|USD177967 *||Dec 23, 1955||Jun 12, 1956||Finger ring or similar article|
|1||"Infinity Bangle" advertisement in "The Atlantic Monthly" magazine-Nov. 2002 (2 sheets).|
|2||*||Bedazzle webpage, www.bedazzlejewelry.com/goldrings.html.|
|3||*||Roman Intaglios and Cameos, www.ancienttouch.com/roman-intaglios-cameos.htm.|
|4||The First "Scientific American" Book of Mathematical Puzzles and Games: "Hexaflexagons and Other Mathematical Diversions"-Martin Gardner (Excerpts-9 sheets).|
|Citing Patent||Filing date||Publication date||Applicant||Title|
|US8525022||Jan 9, 2009||Sep 3, 2013||Massachusetts Institute Of Technology||High efficiency multi-layer photovoltaic devices|
|US20110036971 *||Jan 9, 2009||Feb 17, 2011||Massachusetts Institute Of Technology||Photovoltaic devices|
|US20110079273 *||Jan 9, 2009||Apr 7, 2011||Massachusetts Institute Of Technology||Photovoltaic devices|
|U.S. Classification||63/15, 63/3|
|International Classification||A44C9/00, A44C5/00|
|Jul 6, 2011||FPAY||Fee payment|

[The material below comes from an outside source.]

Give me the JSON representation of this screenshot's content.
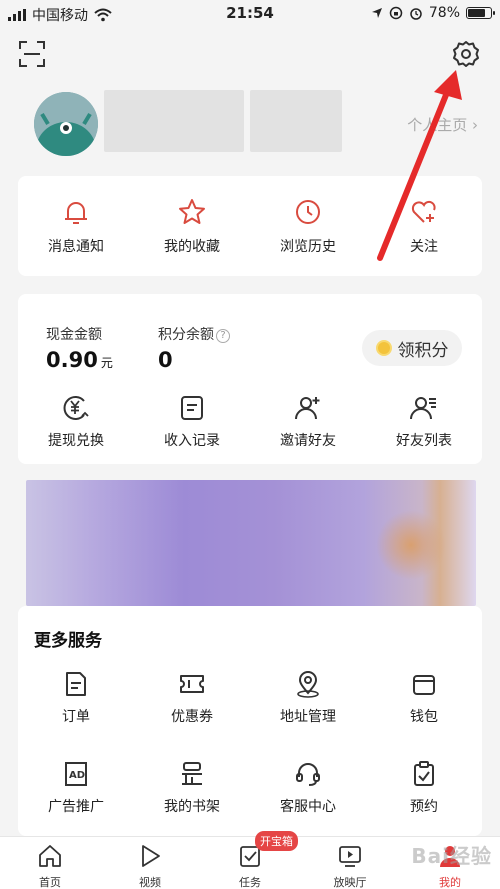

Year of fee payment: 4
|Jul 15, 2015||FPAY||Fee payment|
Year of fee payment: 8